There are scores of journalists at dying newspapers who have been tossed on the layoff wagon because they're on a low priority beat that's often criticized as biased, incorrect, or both. Even if their beat -- climate and environment -- gets vindicated on a daily basis by both predictive science and on-the-ground fact.

Tragically, that beat looks smarter every year. Cheers.

Peter Dykstra is our weekend editor and columnist and can be reached at pdykstra@ehn.org or @pdykstra.

His views do not necessarily represent those of Environmental Health News, The Daily Climate or publisher, Environmental Health Sciences.

Banner photo credit: Al404/flickr

solar power schools

Solar power at Pennsylvania schools doubled during the pandemic

“If this growth continues, schools could set Pennsylvania up as a clean energy leader and not just the fossil fuels we’re known for.”

NORTH BRADDOCK, Penn.—On Wednesday evening, 10th grader Abby Wypych stood in front of Woodland Hills School District’s board and urged them to approve a feasibility study on installing solar panels.

Keep reading...Show less
Sunrise in the woods

Get our Good News newsletter

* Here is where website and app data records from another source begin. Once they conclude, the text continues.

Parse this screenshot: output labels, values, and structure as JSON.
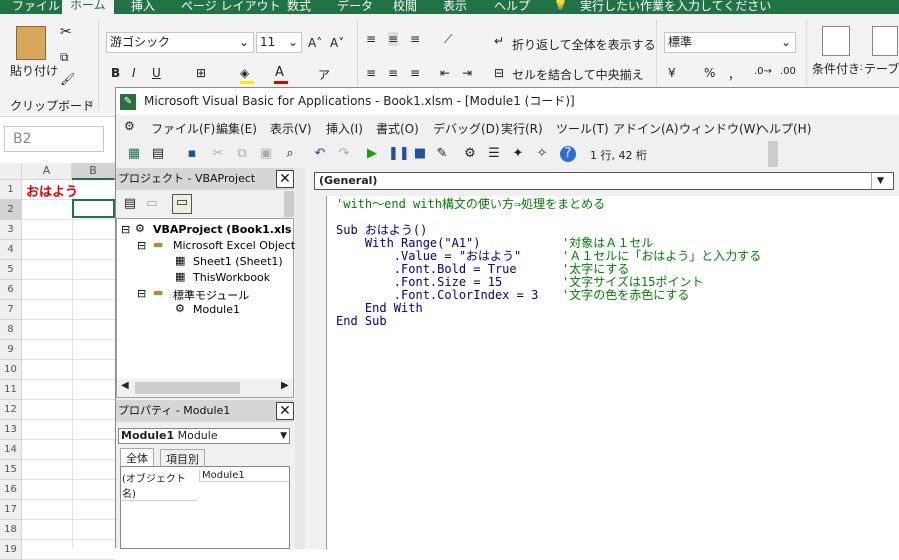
{
  "excel": {
    "tabs": [
      "ファイル",
      "ホーム",
      "挿入",
      "ページ レイアウト",
      "数式",
      "データ",
      "校閲",
      "表示",
      "ヘルプ",
      "実行したい作業を入力してください"
    ],
    "clipboard": {
      "paste_label": "貼り付け",
      "group_label": "クリップボード"
    },
    "font": {
      "name": "游ゴシック",
      "size": "11",
      "bold": "B",
      "italic": "I",
      "underline": "U"
    },
    "alignment": {
      "wrap_label": "折り返して全体を表示する",
      "merge_label": "セルを結合して中央揃え"
    },
    "number": {
      "format": "標準",
      "percent": "%",
      "comma": "，"
    },
    "styles": {
      "conditional_label": "条件付き書式",
      "table_label": "テーブル書式"
    },
    "name_box": "B2",
    "columns": [
      "A",
      "B"
    ],
    "rows": [
      "1",
      "2",
      "3",
      "4",
      "5",
      "6",
      "7",
      "8",
      "9",
      "10",
      "11",
      "12",
      "13",
      "14",
      "15",
      "16",
      "17",
      "18",
      "19"
    ],
    "cell_a1": "おはよう"
  },
  "vbe": {
    "title": "Microsoft Visual Basic for Applications - Book1.xlsm - [Module1 (コード)]",
    "menu": [
      "ファイル(F)",
      "編集(E)",
      "表示(V)",
      "挿入(I)",
      "書式(O)",
      "デバッグ(D)",
      "実行(R)",
      "ツール(T)",
      "アドイン(A)",
      "ウィンドウ(W)",
      "ヘルプ(H)"
    ],
    "cursor_pos": "1 行, 42 桁",
    "project": {
      "title": "プロジェクト - VBAProject",
      "nodes": [
        "VBAProject (Book1.xls",
        "Microsoft Excel Object",
        "Sheet1 (Sheet1)",
        "ThisWorkbook",
        "標準モジュール",
        "Module1"
      ]
    },
    "props": {
      "title": "プロパティ - Module1",
      "object_name": "Module1",
      "object_type": "Module",
      "tabs": [
        "全体",
        "項目別"
      ],
      "row_key": "(オブジェクト名)",
      "row_value": "Module1"
    },
    "object_combo": "(General)",
    "code": {
      "l0": "'with～end with構文の使い方⇒処理をまとめる",
      "l1": "Sub おはよう()",
      "l2": "    With Range(\"A1\")",
      "l2c": "'対象はＡ１セル",
      "l3": "        .Value = \"おはよう\"",
      "l3c": "'Ａ１セルに「おはよう」と入力する",
      "l4": "        .Font.Bold = True",
      "l4c": "'太字にする",
      "l5": "        .Font.Size = 15",
      "l5c": "'文字サイズは15ポイント",
      "l6": "        .Font.ColorIndex = 3",
      "l6c": "'文字の色を赤色にする",
      "l7": "    End With",
      "l8": "End Sub"
    }
  }
}
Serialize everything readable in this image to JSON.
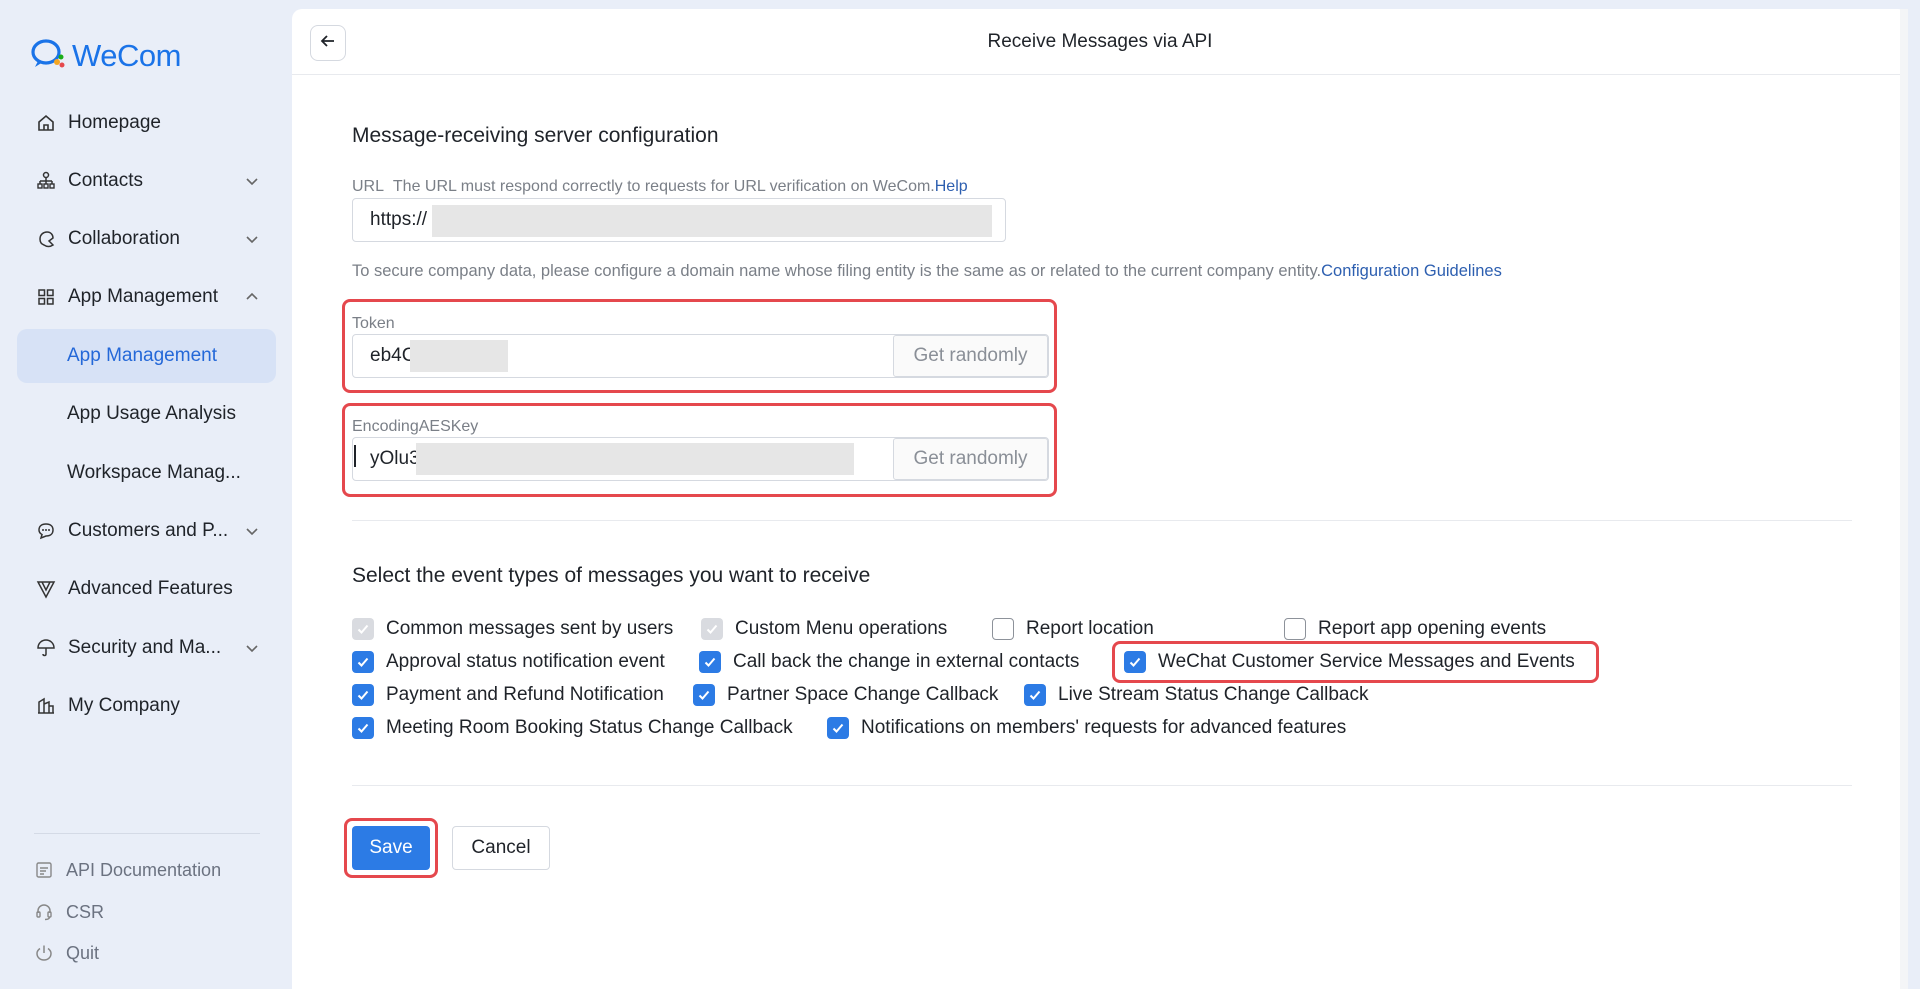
{
  "brand": {
    "name": "WeCom",
    "color": "#1a73e8",
    "logo_icon": "wecom-logo-icon"
  },
  "sidebar": {
    "items": [
      {
        "label": "Homepage",
        "icon": "home-icon"
      },
      {
        "label": "Contacts",
        "icon": "org-chart-icon"
      },
      {
        "label": "Collaboration",
        "icon": "collaboration-icon"
      },
      {
        "label": "App Management",
        "icon": "grid-icon"
      },
      {
        "label": "App Management",
        "active": true
      },
      {
        "label": "App Usage Analysis"
      },
      {
        "label": "Workspace Manag..."
      },
      {
        "label": "Customers and P...",
        "icon": "chat-bubble-icon"
      },
      {
        "label": "Advanced Features",
        "icon": "v-shape-icon"
      },
      {
        "label": "Security and Ma...",
        "icon": "umbrella-icon"
      },
      {
        "label": "My Company",
        "icon": "building-icon"
      }
    ],
    "footer": [
      {
        "label": "API Documentation",
        "icon": "document-icon"
      },
      {
        "label": "CSR",
        "icon": "headset-icon"
      },
      {
        "label": "Quit",
        "icon": "power-icon"
      }
    ]
  },
  "header": {
    "title": "Receive Messages via API",
    "back_icon": "arrow-left-icon"
  },
  "server_config": {
    "title": "Message-receiving server configuration",
    "url_label": "URL",
    "url_hint": "The URL must respond correctly to requests for URL verification on WeCom.",
    "url_help_link": "Help",
    "url_value": "https://",
    "domain_note": "To secure company data, please configure a domain name whose filing entity is the same as or related to the current company entity.",
    "domain_note_link": "Configuration Guidelines",
    "token_label": "Token",
    "token_value": "eb4C",
    "aes_label": "EncodingAESKey",
    "aes_value": "yOlu3",
    "get_randomly": "Get randomly"
  },
  "events": {
    "title": "Select the event types of messages you want to receive",
    "options": [
      {
        "label": "Common messages sent by users",
        "state": "checked-disabled"
      },
      {
        "label": "Custom Menu operations",
        "state": "checked-disabled"
      },
      {
        "label": "Report location",
        "state": "unchecked"
      },
      {
        "label": "Report app opening events",
        "state": "unchecked"
      },
      {
        "label": "Approval status notification event",
        "state": "checked"
      },
      {
        "label": "Call back the change in external contacts",
        "state": "checked"
      },
      {
        "label": "WeChat Customer Service Messages and Events",
        "state": "checked"
      },
      {
        "label": "Payment and Refund Notification",
        "state": "checked"
      },
      {
        "label": "Partner Space Change Callback",
        "state": "checked"
      },
      {
        "label": "Live Stream Status Change Callback",
        "state": "checked"
      },
      {
        "label": "Meeting Room Booking Status Change Callback",
        "state": "checked"
      },
      {
        "label": "Notifications on members' requests for advanced features",
        "state": "checked"
      }
    ]
  },
  "actions": {
    "save": "Save",
    "cancel": "Cancel"
  },
  "colors": {
    "accent": "#2c7be5",
    "highlight": "#e5484d",
    "link": "#2d5fb0"
  }
}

Get the best positive, solutions-oriented stories we've seen on the intersection of our health and environment, FREE every Tuesday in your inbox. Subscribe here today. Keep the change tomorrow.

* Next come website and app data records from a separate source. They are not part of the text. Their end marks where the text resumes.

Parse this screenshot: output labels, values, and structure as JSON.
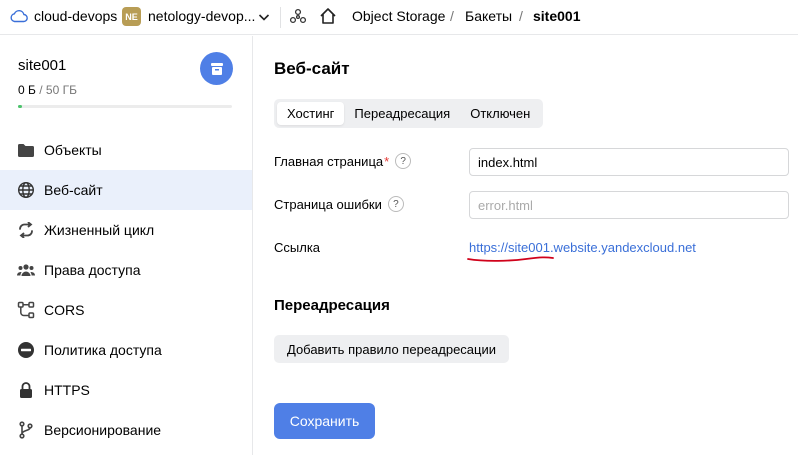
{
  "topbar": {
    "cloud_label": "cloud-devops",
    "folder_badge": "NE",
    "folder_label": "netology-devop...",
    "breadcrumbs": [
      "Object Storage",
      "Бакеты",
      "site001"
    ]
  },
  "sidebar": {
    "bucket_name": "site001",
    "usage_used": "0 Б",
    "usage_total": " / 50 ГБ",
    "usage_fraction": 0.0,
    "items": [
      {
        "label": "Объекты",
        "icon": "folder-icon"
      },
      {
        "label": "Веб-сайт",
        "icon": "globe-icon",
        "active": true
      },
      {
        "label": "Жизненный цикл",
        "icon": "lifecycle-icon"
      },
      {
        "label": "Права доступа",
        "icon": "users-icon"
      },
      {
        "label": "CORS",
        "icon": "cors-icon"
      },
      {
        "label": "Политика доступа",
        "icon": "policy-icon"
      },
      {
        "label": "HTTPS",
        "icon": "lock-icon"
      },
      {
        "label": "Версионирование",
        "icon": "versioning-icon"
      }
    ]
  },
  "main": {
    "title": "Веб-сайт",
    "tabs": [
      {
        "label": "Хостинг",
        "active": true
      },
      {
        "label": "Переадресация"
      },
      {
        "label": "Отключен"
      }
    ],
    "form": {
      "index_label": "Главная страница",
      "index_value": "index.html",
      "error_label": "Страница ошибки",
      "error_placeholder": "error.html",
      "link_label": "Ссылка",
      "link_value": "https://site001.website.yandexcloud.net"
    },
    "redirect_title": "Переадресация",
    "add_rule_label": "Добавить правило переадресации",
    "save_label": "Сохранить"
  },
  "colors": {
    "accent": "#4f7fe6",
    "active_nav": "#eaf0fb",
    "link": "#3a6fd8",
    "badge": "#b89d55",
    "annotation": "#d0021b"
  }
}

New Coalition MP was founding member of club promoting climate science denial

The new federal MP for the Queensland seat of Flynn was a founding member of a club formed to promote climate science denial, and was a signatory to an international statement claiming “there is no climate emergency”.

‘It seems this heat will take our lives’: Pakistan city fearful after hitting 51C

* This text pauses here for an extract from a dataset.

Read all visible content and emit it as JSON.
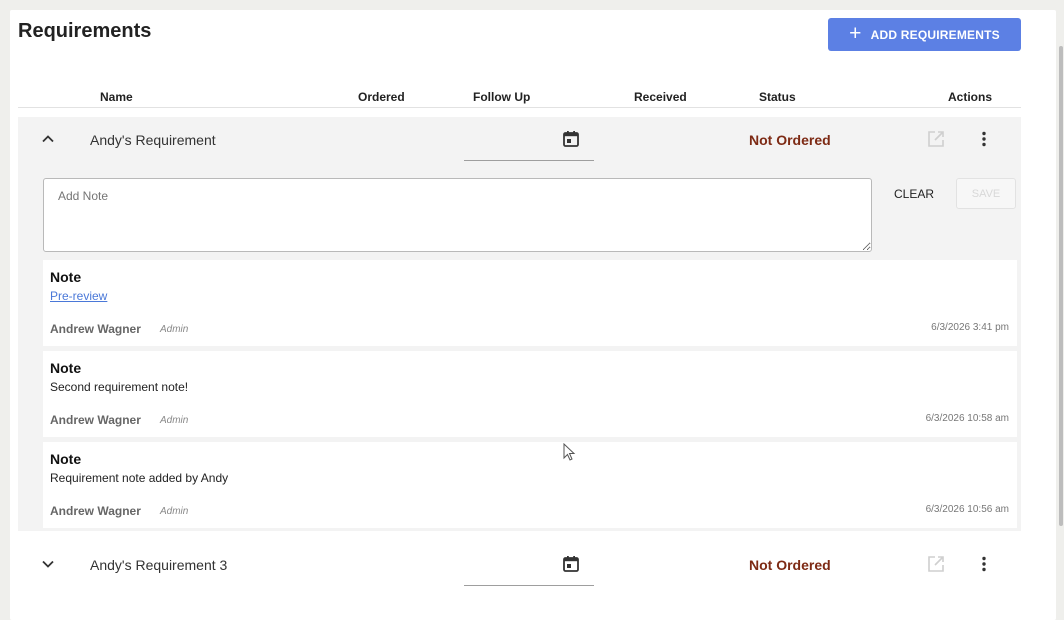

Muhammad Akbar, 40, sells dried chickpeas on a wheelbarrow in Jacobabad, and has suffered heatstroke three times in his life. But now, he says, the heat is getting worse.

Clean energy faces its latest test: Rising interest rates

Clean energy has managed to grow during a global pandemic, a hostile presidential administration and fierce competition from fossil fuels. Now, it faces the prospect of battling rising interest rates and a potential recession.

Texas could have foreseen 2021 cold-wave disaster, new study concludes

A warming climate hasn’t erased the risk of cold extremes, and the Texas power grid wasn’t prepared for the frigid blast that blanketed the state in February 2021. Will it be ready for the next one?

Aclima study shows Bay Area minorities breathe dirtier air

Finding the most polluted places in the San Francisco Bay area is simple, a new air quality analysis shows: Locate places where mostly Black, Latino, Asian and low-income residents live, and pay them a visit.

Biden EPA proposes protections for Alaska's Bristol Bay

The Biden administration announced Wednesday it will protect waters in Alaska home to one of the world’s biggest salmon spawning grounds, the culmination of a long-running dispute that pitted Alaska Natives against mining interests.

From our Newsroom
roe v. wade

Derrick Z. Jackson: Roe v. Wade draft bodes ill for air, wetlands and the EPA

Justice Alito’s longstanding consistency in wanting to restrict EPA authority makes it transparent where he wants the court to go.

environmental justice

Op-Ed: Black gold and the color line

How historical racist redlining practices are linked to higher exposures to oil and gas wells.

Our mothers' gifts: Readers respond

Our mothers' gifts: Readers respond

We asked you to share one "big lesson" your mother gave. And you responded

Lake Mead

Dykstra: A corpse in a barrel in a drying reservoir

And other climate change tales for our age

A mother's gift

Gifts from our mothers

What one "big gift" did your mother give you? We want your story.

Bird photography

Earth Day 2022: Amidst the crises, don’t forget the beauty

Words and images from our founder, Pete Myers, on how bird photography keeps him connected to and curious about a planet in peril.

Stay informed: sign up for The Daily Climate newsletter
Top news on climate impacts, solutions, politics, drivers. Delivered to your inbox week days.